Collected data
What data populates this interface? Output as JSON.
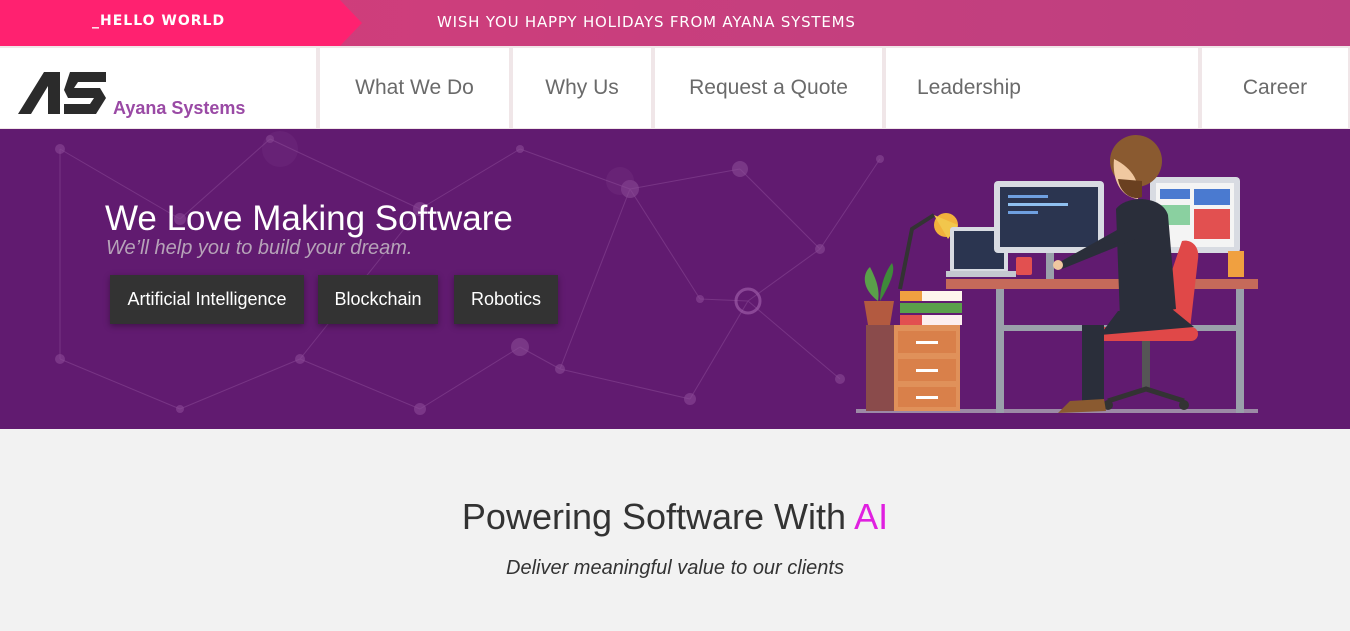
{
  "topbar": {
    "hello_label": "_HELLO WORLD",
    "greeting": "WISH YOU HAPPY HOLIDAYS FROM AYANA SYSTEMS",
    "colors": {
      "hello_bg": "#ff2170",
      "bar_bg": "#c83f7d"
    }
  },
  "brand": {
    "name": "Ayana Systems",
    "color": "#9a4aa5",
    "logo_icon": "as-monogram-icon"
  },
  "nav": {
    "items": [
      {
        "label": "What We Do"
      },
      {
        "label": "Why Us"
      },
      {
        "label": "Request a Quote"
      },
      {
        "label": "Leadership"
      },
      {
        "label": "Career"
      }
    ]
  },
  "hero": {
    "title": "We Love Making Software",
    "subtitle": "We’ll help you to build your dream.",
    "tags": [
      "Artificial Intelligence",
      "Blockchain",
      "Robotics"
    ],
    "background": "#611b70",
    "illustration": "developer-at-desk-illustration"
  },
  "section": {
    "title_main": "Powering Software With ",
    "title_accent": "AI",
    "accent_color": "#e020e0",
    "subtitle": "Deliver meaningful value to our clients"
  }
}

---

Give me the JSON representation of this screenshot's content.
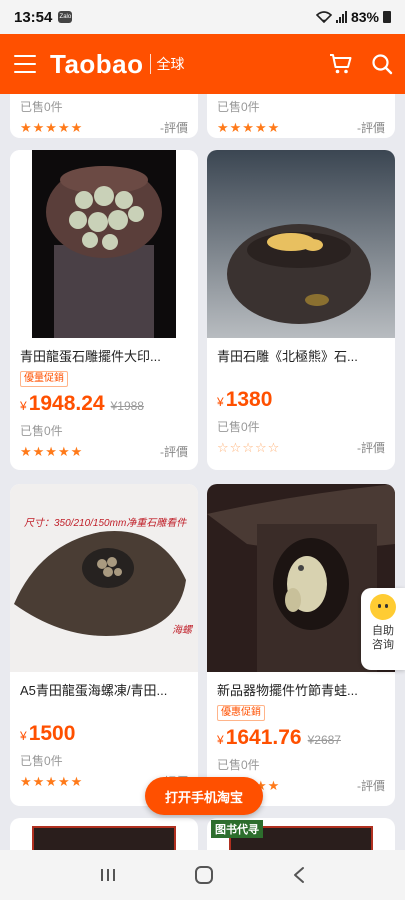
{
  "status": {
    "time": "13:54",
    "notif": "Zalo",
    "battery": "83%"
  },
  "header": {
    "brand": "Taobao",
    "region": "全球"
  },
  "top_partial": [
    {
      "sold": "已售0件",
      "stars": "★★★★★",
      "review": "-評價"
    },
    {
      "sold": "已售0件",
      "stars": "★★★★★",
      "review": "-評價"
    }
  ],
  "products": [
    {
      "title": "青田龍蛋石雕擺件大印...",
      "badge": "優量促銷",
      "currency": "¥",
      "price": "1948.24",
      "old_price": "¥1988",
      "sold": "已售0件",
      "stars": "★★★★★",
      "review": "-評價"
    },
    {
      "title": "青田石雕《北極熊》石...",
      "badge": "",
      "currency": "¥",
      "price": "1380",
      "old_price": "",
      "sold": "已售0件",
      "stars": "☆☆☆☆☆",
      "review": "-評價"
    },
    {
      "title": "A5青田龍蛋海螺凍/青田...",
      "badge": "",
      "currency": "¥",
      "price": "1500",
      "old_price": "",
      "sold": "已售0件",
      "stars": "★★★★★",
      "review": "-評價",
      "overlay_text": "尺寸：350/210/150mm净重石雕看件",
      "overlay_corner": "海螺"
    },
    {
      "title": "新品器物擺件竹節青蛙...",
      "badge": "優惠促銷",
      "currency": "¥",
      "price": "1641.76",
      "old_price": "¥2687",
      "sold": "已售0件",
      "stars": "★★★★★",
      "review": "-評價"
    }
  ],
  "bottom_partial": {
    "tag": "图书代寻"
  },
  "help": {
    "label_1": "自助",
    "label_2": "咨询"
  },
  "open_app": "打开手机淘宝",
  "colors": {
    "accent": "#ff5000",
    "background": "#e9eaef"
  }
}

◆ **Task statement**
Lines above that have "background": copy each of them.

◆ **Your response**
    "background": "#611b70",
    "background": "#e9eaef"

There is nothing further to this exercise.